YOUR INSTRUCTIONS —
Under no circumstances alter the records; copy each one exactly.
········
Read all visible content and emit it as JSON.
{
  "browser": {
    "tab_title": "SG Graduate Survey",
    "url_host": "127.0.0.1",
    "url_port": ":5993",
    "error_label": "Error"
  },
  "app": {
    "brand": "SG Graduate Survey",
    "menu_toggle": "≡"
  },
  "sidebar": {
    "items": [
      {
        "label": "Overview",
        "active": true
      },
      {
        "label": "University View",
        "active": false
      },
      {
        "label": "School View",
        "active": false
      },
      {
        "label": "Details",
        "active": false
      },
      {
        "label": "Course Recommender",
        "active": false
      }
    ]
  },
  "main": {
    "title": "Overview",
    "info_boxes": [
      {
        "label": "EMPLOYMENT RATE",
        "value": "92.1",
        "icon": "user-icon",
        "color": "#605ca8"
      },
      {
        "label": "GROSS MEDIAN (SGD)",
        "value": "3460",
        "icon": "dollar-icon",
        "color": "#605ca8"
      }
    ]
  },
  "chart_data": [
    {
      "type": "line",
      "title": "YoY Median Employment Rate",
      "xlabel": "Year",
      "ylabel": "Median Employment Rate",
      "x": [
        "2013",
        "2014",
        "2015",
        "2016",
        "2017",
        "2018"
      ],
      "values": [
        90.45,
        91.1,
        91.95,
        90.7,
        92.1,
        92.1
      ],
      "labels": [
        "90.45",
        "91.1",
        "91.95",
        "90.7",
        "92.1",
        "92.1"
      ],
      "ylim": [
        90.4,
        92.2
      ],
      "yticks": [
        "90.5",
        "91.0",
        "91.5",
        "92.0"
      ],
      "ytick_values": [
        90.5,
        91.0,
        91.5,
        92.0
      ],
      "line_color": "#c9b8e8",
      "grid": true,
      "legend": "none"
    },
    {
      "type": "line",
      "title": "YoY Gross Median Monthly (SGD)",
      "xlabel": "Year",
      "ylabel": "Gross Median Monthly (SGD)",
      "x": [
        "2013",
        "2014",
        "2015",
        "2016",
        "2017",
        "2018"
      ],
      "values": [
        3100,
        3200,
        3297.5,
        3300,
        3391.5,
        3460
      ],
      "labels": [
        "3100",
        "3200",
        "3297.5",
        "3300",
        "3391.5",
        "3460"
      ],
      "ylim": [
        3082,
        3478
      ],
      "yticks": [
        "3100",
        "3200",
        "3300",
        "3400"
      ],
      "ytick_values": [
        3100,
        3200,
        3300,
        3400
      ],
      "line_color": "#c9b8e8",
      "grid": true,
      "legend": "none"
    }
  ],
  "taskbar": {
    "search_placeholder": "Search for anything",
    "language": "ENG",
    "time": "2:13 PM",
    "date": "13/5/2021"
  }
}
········
EXERCISE RESPONSE —
Read all visible content and emit it as JSON.
{
  "browser": {
    "tab_title": "SG Graduate Survey",
    "url_host": "127.0.0.1",
    "url_port": ":5993",
    "error_label": "Error"
  },
  "app": {
    "brand": "SG Graduate Survey",
    "menu_toggle": "≡"
  },
  "sidebar": {
    "items": [
      {
        "label": "Overview",
        "active": true
      },
      {
        "label": "University View",
        "active": false
      },
      {
        "label": "School View",
        "active": false
      },
      {
        "label": "Details",
        "active": false
      },
      {
        "label": "Course Recommender",
        "active": false
      }
    ]
  },
  "main": {
    "title": "Overview",
    "info_boxes": [
      {
        "label": "EMPLOYMENT RATE",
        "value": "92.1",
        "icon": "user-icon",
        "color": "#605ca8"
      },
      {
        "label": "GROSS MEDIAN (SGD)",
        "value": "3460",
        "icon": "dollar-icon",
        "color": "#605ca8"
      }
    ]
  },
  "chart_data": [
    {
      "type": "line",
      "title": "YoY Median Employment Rate",
      "xlabel": "Year",
      "ylabel": "Median Employment Rate",
      "x": [
        "2013",
        "2014",
        "2015",
        "2016",
        "2017",
        "2018"
      ],
      "values": [
        90.45,
        91.1,
        91.95,
        90.7,
        92.1,
        92.1
      ],
      "labels": [
        "90.45",
        "91.1",
        "91.95",
        "90.7",
        "92.1",
        "92.1"
      ],
      "ylim": [
        90.4,
        92.2
      ],
      "yticks": [
        "90.5",
        "91.0",
        "91.5",
        "92.0"
      ],
      "ytick_values": [
        90.5,
        91.0,
        91.5,
        92.0
      ],
      "line_color": "#c9b8e8",
      "grid": true,
      "legend": "none"
    },
    {
      "type": "line",
      "title": "YoY Gross Median Monthly (SGD)",
      "xlabel": "Year",
      "ylabel": "Gross Median Monthly (SGD)",
      "x": [
        "2013",
        "2014",
        "2015",
        "2016",
        "2017",
        "2018"
      ],
      "values": [
        3100,
        3200,
        3297.5,
        3300,
        3391.5,
        3460
      ],
      "labels": [
        "3100",
        "3200",
        "3297.5",
        "3300",
        "3391.5",
        "3460"
      ],
      "ylim": [
        3082,
        3478
      ],
      "yticks": [
        "3100",
        "3200",
        "3300",
        "3400"
      ],
      "ytick_values": [
        3100,
        3200,
        3300,
        3400
      ],
      "line_color": "#c9b8e8",
      "grid": true,
      "legend": "none"
    }
  ],
  "taskbar": {
    "search_placeholder": "Search for anything",
    "language": "ENG",
    "time": "2:13 PM",
    "date": "13/5/2021"
  }
}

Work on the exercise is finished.